Last year, Erie County’s proportion of food stamp-receiving households was greater than New York State’s – 17 percent, compared to 15.6 percent for the state, a Buffalo News analysis of census data showed.

In Buffalo, the proportion of households receiving food stamps was higher than five years ago, but largely unchanged from the year before that, at 35 percent.

In Cheektowaga, the proportion of households getting food stamps last year – 14 percent – was nearly double the rate of five years earlier.

Hunger remains a problem in the region, said Dr. Carol A. DeNysschen, chair of the department of health, nutrition and dietetics at SUNY Buffalo State.

“Absolutely, it still exists,” said DeNysschen, who is also on the board of directors of the Food Bank of Western New York. “I think we’ve done a great job in addressing it – but I think it still exists ... There are pockets out there.”

Increases in the share of county households using food stamps could be due to a few factors.

“One of the biggest things is, we’ve educated people that this service exists,” DeNysschen said.

She also said that there is not an emotional or societal cost to using SNAP, as there might have been in the past for older versions of food stamps.

“Because the stigma is not as prevalent, people are utilizing it more,” said DeNysschen, an associate professor at the college. “That is the goal of the program – to get people to utilize it.”


The call center for the nutrition assistance program was modeled on another one in county government, said Cannon, in the social services department.

“Our Medicaid actually has a call center, and that’s what we patterned this from,” she said.

There are 83,574 households in Erie County currently getting the supplemental nutrition assistance, Cannon said.

New applications for the program this year remained relatively consistent with last year’s numbers, Cannon said.

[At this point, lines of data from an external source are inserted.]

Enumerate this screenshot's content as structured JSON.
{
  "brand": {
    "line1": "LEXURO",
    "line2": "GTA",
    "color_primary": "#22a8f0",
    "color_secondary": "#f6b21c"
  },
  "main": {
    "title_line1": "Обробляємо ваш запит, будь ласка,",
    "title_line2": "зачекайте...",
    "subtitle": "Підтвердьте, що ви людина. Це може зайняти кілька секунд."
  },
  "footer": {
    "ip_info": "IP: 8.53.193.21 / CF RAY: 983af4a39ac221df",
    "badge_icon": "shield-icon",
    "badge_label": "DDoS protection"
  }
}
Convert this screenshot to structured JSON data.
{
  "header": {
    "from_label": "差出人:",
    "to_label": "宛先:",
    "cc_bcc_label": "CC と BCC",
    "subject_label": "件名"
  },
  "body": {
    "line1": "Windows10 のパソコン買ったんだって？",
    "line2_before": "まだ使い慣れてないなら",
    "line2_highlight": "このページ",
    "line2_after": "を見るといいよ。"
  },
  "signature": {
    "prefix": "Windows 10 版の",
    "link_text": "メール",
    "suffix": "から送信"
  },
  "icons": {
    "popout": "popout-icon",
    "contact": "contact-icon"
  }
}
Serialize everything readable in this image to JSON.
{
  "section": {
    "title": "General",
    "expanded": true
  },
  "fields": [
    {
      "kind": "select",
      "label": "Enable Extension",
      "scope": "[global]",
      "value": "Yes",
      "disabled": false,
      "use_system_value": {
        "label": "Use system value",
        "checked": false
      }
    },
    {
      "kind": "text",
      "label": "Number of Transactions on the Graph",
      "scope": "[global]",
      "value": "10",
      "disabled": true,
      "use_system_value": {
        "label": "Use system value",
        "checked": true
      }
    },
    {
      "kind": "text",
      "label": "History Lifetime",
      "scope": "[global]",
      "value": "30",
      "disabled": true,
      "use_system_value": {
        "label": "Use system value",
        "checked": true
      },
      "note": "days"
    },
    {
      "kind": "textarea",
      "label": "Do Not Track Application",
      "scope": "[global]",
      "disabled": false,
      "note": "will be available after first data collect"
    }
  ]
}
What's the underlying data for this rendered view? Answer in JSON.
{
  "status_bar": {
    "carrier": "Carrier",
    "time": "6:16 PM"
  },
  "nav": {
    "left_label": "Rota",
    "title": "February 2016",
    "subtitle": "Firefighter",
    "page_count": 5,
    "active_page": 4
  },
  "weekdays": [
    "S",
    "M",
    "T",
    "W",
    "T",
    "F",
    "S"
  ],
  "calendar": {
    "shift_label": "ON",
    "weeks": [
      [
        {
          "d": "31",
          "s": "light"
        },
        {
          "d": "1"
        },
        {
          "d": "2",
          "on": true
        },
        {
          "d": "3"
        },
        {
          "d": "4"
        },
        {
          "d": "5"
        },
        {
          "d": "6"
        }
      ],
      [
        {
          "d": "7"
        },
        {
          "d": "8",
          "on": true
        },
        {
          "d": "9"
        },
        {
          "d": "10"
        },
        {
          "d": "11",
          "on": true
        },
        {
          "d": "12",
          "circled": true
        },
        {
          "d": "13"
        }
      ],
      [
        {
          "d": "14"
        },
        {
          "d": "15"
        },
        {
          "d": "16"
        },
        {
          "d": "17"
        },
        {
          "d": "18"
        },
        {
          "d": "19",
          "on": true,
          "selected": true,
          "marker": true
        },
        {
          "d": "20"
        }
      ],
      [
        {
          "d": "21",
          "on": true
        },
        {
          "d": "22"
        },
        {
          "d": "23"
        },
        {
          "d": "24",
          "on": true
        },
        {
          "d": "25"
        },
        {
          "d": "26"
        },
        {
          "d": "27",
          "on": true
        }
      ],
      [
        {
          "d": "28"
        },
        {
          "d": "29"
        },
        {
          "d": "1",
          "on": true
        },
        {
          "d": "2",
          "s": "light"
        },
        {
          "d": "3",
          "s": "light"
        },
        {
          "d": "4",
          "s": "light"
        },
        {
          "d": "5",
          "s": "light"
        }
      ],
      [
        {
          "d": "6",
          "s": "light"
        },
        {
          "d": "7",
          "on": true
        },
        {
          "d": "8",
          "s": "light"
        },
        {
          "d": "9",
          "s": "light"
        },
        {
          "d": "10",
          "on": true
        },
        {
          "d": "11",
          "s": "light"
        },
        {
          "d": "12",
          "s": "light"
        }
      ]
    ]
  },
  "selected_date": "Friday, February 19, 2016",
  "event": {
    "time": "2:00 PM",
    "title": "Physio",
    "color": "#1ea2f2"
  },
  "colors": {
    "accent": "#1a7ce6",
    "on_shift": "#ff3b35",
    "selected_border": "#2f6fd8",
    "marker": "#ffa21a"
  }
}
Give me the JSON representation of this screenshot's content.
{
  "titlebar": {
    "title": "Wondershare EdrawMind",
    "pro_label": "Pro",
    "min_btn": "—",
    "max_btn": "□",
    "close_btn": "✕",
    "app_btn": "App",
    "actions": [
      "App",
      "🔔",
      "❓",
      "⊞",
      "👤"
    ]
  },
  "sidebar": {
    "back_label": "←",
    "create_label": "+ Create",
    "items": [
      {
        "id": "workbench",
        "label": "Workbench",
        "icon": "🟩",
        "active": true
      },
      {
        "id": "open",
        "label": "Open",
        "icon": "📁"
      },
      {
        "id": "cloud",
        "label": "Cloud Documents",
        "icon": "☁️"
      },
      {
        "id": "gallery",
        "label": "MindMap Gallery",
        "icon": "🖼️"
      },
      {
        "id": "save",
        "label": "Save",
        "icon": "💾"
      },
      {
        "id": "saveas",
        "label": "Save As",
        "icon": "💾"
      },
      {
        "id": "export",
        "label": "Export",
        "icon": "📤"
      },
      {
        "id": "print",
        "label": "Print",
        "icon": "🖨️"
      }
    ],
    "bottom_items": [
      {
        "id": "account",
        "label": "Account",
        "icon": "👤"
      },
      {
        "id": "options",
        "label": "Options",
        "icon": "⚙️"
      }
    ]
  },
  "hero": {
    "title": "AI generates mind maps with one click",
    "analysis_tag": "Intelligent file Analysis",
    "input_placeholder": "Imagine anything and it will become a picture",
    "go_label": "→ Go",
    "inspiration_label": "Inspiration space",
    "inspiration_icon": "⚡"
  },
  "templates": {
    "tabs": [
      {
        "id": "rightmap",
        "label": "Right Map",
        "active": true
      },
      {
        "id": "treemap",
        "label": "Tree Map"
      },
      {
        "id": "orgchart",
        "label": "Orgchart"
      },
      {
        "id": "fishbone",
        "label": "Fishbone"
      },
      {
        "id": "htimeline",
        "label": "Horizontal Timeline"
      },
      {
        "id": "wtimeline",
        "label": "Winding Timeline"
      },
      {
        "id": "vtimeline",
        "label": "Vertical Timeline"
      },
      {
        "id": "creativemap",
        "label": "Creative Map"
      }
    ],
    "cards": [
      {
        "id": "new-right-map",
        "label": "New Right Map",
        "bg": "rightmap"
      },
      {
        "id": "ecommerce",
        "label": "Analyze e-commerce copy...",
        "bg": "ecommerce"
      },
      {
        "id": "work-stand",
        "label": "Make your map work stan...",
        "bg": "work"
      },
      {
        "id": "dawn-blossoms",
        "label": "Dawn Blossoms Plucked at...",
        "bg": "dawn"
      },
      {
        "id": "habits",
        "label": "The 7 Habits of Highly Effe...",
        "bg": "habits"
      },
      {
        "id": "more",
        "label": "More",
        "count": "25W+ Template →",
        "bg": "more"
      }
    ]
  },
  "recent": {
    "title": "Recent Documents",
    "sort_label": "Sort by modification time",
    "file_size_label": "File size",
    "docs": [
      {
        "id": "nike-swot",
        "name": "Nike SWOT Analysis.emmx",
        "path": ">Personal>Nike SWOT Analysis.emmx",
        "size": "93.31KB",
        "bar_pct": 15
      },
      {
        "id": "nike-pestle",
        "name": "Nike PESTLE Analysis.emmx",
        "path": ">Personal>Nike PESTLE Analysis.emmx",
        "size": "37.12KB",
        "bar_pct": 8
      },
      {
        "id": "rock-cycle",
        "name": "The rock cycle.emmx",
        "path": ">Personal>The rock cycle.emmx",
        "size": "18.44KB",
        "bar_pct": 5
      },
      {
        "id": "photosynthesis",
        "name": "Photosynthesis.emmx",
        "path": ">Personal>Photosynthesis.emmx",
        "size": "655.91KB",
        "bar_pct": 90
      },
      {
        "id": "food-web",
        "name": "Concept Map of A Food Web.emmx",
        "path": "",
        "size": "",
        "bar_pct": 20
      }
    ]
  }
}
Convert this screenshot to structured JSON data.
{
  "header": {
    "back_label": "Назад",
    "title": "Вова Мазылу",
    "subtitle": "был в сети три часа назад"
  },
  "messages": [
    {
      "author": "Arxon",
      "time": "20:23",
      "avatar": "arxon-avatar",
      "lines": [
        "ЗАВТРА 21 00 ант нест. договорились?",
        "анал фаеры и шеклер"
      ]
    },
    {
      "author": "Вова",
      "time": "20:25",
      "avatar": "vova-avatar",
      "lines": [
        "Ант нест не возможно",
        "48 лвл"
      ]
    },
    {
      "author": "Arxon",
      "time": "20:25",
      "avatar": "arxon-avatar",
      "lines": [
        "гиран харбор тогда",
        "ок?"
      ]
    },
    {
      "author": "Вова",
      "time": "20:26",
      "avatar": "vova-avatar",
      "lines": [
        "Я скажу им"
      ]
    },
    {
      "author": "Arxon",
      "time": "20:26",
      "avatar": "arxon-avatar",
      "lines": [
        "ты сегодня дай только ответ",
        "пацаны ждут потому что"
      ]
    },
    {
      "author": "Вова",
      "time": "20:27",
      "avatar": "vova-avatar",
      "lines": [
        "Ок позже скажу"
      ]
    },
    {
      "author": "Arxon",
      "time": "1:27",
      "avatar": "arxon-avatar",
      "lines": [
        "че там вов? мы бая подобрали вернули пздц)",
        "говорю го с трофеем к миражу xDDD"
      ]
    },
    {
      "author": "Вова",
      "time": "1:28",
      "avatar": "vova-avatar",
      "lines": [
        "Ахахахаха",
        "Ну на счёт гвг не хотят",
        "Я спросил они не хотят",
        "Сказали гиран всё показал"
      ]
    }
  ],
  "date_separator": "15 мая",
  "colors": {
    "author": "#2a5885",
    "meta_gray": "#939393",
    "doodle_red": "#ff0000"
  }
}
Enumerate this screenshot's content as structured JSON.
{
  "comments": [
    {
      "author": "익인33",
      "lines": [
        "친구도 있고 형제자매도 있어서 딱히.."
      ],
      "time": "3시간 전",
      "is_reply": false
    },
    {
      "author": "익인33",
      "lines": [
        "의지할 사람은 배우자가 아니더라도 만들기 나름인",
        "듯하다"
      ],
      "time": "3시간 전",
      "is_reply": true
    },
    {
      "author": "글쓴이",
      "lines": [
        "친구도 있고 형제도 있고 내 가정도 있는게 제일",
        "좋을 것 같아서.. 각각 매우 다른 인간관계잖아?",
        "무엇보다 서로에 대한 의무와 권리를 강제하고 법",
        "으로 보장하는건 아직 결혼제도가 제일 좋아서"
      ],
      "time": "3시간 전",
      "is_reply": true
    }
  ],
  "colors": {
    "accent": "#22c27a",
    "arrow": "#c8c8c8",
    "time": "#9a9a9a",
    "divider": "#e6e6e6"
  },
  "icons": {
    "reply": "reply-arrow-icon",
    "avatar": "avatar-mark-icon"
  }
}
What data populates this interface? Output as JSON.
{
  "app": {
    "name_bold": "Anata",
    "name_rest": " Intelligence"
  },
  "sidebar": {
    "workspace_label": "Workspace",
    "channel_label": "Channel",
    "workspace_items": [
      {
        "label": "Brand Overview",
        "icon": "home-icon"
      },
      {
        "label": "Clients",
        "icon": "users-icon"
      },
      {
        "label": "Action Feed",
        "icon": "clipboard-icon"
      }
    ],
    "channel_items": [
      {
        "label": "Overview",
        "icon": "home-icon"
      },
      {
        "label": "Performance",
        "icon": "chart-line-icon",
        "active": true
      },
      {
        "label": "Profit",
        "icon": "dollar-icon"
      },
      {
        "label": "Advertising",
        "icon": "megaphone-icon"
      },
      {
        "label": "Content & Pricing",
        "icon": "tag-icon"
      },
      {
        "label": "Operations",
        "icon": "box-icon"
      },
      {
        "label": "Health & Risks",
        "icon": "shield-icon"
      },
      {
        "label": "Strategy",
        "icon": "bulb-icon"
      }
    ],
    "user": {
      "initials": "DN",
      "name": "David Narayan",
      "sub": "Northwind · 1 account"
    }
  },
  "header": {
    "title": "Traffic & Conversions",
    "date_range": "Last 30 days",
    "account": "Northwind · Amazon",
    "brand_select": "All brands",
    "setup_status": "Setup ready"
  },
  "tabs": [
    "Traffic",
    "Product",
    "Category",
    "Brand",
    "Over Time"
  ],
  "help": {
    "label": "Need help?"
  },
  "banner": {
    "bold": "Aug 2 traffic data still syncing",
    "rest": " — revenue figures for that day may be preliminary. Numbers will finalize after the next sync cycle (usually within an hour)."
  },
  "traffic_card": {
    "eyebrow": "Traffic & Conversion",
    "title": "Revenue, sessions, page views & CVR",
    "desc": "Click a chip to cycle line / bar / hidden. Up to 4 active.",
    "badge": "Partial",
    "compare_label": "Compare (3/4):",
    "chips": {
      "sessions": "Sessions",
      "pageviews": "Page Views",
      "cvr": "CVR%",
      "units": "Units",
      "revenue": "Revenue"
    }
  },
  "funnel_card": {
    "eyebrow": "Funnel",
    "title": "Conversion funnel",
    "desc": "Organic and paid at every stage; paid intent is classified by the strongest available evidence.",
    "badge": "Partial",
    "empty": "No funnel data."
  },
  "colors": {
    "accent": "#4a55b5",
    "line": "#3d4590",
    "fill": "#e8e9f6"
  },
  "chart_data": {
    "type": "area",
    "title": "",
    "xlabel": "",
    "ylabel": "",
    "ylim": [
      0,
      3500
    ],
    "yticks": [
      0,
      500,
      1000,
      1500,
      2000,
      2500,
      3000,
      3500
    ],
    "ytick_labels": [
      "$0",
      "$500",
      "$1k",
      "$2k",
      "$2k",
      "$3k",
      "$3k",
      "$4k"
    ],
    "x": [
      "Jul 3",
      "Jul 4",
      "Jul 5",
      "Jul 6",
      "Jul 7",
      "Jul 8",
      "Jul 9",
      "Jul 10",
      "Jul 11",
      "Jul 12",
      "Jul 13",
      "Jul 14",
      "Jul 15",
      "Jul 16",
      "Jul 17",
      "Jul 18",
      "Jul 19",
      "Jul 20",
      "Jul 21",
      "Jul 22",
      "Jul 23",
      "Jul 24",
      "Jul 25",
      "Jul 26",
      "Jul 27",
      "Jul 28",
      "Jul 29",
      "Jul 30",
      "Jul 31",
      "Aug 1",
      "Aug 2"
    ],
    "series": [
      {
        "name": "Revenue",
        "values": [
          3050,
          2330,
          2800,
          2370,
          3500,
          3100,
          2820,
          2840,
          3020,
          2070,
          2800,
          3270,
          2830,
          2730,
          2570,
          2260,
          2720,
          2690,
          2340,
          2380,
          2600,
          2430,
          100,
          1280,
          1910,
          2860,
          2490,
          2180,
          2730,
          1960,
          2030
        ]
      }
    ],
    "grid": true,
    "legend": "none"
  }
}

The Buffalo Niagara region’s high rank among top 50 cities for food stamp use – fifth in the nation – is tied to the region’s poverty, said DeNysschen, at Buffalo State.

The News analysis also showed:

• Out of the nation’s 50 biggest metropolitan areas, nearly half – 21 regions – saw increases in the number of food stamp recipients last year, as a percentage of the number of households, over the year before.

• Among the top 50 metropolitan areas in the country, the Buffalo Niagara region ranked in the top 10 – in 10th place – for the size of growth in the percentage of local households receiving food stamps last year over 2013. The change in the region was half of a percentage point, from 15.9 percent to 16.4 percent of households getting the assistance.

The biggest increase among the 50 largest metro areas was in Jacksonville, Fla., where a 2 percentage point increase occurred, from 13.1 percent to 15.1.

• Over the past decade, the year with the single biggest increase in food stamp recipients in Erie County was 2008, when the percentage of households receiving the benefits climbed by more than 2 percentage points – to 13.8 percent.

But, the overall picture of food assistance in the country might be changing somewhat.

Some are seeing less of the benefit, and there are fewer meals being served in some places, according to a report released this fall by the Food Bank for New York City.

The downstate report – “Hunger Cliff NYC” – claims that in the wake of reductions in the Supplemental Nutrition Assistance Program in late 2013, residents of New York City have gotten 116 million fewer meals than they would have.

That has meant more people at places like food pantries, the report stated.